[[ Dataset records, beginning ]]
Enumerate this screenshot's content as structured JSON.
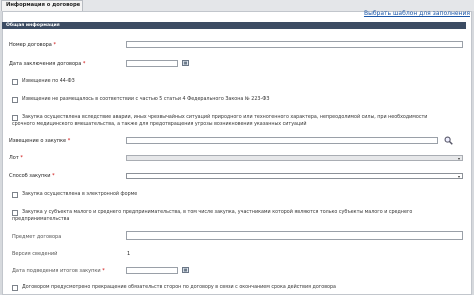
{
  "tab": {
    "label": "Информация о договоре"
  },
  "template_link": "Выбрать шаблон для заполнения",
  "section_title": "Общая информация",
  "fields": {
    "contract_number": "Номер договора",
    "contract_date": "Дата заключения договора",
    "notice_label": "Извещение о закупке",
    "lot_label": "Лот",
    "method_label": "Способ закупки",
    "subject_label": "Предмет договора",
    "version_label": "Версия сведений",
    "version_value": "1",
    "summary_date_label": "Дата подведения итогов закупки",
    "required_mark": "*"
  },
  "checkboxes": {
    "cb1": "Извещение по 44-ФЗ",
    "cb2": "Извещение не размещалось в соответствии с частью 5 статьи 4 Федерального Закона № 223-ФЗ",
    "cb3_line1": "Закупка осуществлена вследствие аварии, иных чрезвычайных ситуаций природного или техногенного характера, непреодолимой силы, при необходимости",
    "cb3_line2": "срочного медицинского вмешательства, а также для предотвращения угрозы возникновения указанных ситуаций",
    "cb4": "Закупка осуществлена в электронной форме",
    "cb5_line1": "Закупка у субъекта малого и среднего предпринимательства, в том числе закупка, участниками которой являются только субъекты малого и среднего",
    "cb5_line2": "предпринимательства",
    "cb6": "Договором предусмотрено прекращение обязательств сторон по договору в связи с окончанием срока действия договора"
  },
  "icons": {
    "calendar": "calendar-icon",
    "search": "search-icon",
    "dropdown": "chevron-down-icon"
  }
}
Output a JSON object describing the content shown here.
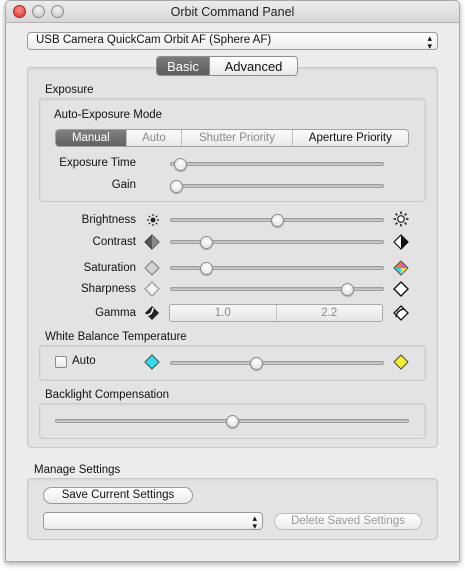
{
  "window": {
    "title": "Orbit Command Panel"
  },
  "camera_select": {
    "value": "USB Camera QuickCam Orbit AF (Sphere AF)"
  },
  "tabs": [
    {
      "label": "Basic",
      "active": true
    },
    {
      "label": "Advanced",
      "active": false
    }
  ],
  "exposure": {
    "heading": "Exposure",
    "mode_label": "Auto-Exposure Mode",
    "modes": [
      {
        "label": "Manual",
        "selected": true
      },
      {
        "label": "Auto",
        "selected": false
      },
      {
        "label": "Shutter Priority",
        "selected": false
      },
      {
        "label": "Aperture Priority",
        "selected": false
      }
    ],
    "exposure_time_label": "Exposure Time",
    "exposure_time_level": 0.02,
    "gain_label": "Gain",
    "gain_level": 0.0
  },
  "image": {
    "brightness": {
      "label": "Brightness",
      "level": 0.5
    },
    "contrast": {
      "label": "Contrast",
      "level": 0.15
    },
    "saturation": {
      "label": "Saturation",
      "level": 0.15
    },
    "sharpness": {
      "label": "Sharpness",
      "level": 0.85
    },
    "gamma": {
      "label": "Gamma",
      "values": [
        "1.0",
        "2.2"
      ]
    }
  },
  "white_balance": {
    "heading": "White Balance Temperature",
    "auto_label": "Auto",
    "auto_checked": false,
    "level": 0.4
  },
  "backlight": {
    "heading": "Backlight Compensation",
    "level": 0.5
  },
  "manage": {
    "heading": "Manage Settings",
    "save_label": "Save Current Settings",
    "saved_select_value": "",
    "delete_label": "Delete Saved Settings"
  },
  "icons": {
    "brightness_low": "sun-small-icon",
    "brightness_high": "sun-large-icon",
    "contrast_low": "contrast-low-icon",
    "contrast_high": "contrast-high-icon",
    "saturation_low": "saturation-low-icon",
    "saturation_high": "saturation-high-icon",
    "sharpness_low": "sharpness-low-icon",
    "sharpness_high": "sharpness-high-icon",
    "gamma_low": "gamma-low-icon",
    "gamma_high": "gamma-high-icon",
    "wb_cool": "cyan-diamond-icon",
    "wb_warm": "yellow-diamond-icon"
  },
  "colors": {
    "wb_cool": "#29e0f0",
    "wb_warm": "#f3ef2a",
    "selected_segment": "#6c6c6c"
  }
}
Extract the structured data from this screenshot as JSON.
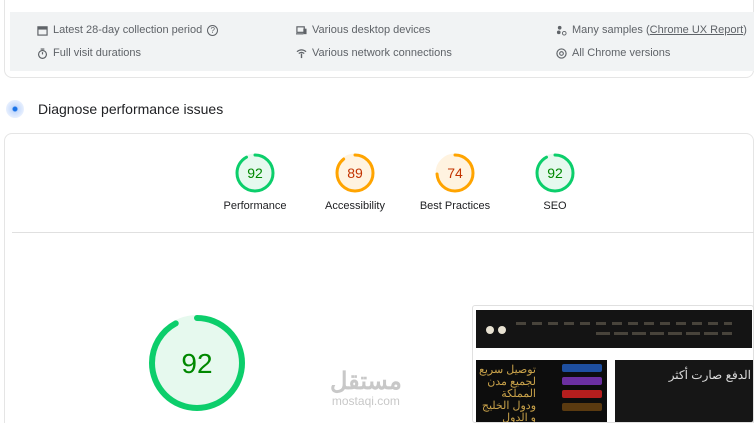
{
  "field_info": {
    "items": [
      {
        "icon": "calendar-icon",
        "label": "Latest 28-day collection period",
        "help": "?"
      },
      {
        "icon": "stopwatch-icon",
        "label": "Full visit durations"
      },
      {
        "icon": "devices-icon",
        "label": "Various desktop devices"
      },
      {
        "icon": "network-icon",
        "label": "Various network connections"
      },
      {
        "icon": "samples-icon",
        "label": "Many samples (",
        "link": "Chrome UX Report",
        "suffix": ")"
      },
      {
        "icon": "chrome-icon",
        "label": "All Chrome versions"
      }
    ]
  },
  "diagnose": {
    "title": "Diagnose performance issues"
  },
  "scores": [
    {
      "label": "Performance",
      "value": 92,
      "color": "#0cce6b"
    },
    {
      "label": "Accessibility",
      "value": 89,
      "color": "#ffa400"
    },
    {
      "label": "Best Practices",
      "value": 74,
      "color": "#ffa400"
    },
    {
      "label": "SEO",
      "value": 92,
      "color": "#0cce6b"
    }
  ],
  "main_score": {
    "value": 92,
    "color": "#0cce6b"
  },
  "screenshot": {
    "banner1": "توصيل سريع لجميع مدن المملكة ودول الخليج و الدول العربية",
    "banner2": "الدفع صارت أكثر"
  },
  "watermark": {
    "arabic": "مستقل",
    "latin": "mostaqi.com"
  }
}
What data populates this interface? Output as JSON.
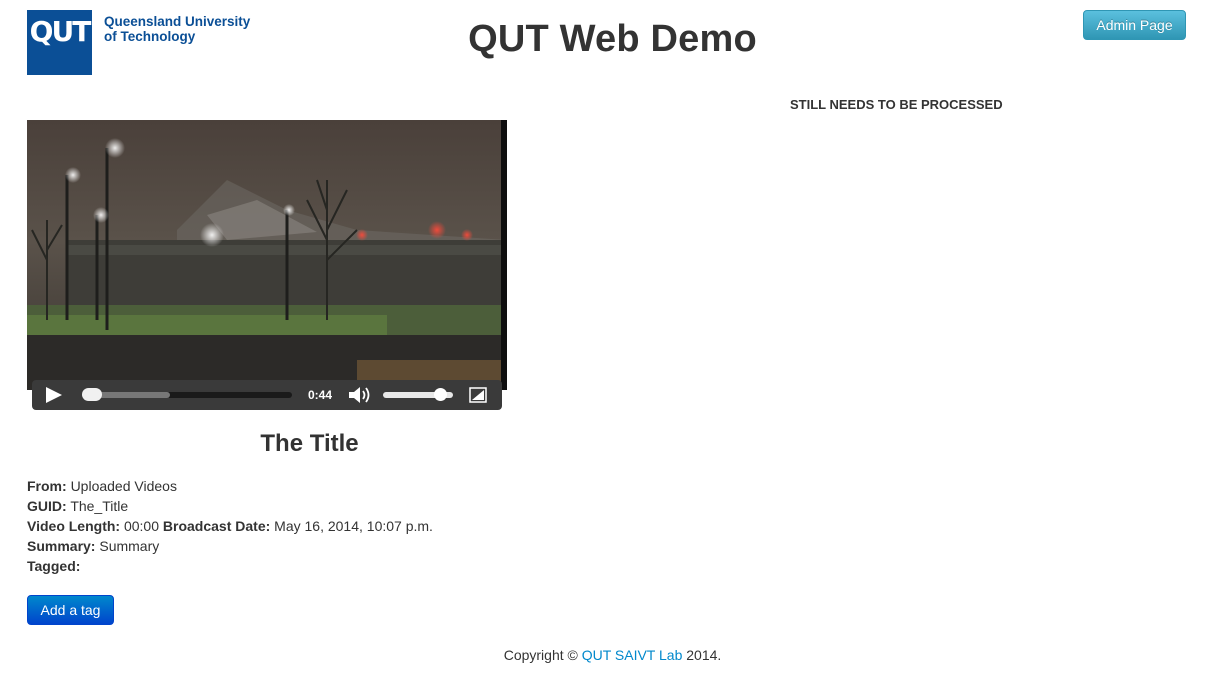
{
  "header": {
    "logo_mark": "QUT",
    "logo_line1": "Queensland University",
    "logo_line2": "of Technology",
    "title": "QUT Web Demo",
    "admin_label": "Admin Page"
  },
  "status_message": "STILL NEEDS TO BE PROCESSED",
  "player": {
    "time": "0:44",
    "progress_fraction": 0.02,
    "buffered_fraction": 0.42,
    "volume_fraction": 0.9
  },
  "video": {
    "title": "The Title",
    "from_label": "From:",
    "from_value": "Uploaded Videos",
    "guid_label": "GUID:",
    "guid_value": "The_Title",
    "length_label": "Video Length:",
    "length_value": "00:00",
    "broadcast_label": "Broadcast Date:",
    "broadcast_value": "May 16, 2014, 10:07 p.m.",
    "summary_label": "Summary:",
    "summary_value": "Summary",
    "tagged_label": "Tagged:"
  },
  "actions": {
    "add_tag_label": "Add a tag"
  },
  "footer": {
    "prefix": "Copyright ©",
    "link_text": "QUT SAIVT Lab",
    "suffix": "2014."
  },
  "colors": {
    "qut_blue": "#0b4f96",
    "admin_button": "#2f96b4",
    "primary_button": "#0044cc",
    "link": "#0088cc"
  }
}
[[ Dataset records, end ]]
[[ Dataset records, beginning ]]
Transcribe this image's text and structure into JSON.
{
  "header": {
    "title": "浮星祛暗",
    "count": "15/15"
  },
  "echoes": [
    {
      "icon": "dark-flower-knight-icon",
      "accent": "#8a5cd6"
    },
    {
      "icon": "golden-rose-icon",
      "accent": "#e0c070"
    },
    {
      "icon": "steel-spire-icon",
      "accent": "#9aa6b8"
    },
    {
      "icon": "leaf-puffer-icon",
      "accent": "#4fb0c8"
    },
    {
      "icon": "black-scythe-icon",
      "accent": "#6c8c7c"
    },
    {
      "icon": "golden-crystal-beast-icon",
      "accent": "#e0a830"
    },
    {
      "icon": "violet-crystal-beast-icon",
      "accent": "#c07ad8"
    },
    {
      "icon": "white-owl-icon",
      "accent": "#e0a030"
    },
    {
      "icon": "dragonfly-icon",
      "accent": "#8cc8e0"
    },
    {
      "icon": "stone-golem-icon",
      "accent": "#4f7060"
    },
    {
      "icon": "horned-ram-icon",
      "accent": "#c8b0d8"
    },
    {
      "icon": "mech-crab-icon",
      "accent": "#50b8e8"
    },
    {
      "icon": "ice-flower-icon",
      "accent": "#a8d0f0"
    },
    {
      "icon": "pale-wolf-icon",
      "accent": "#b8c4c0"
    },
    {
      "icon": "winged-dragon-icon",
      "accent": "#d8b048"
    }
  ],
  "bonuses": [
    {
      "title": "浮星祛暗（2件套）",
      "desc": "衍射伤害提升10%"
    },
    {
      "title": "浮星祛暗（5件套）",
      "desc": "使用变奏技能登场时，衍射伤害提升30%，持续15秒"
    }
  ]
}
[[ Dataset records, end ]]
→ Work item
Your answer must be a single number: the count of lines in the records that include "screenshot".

→ Exercise response
3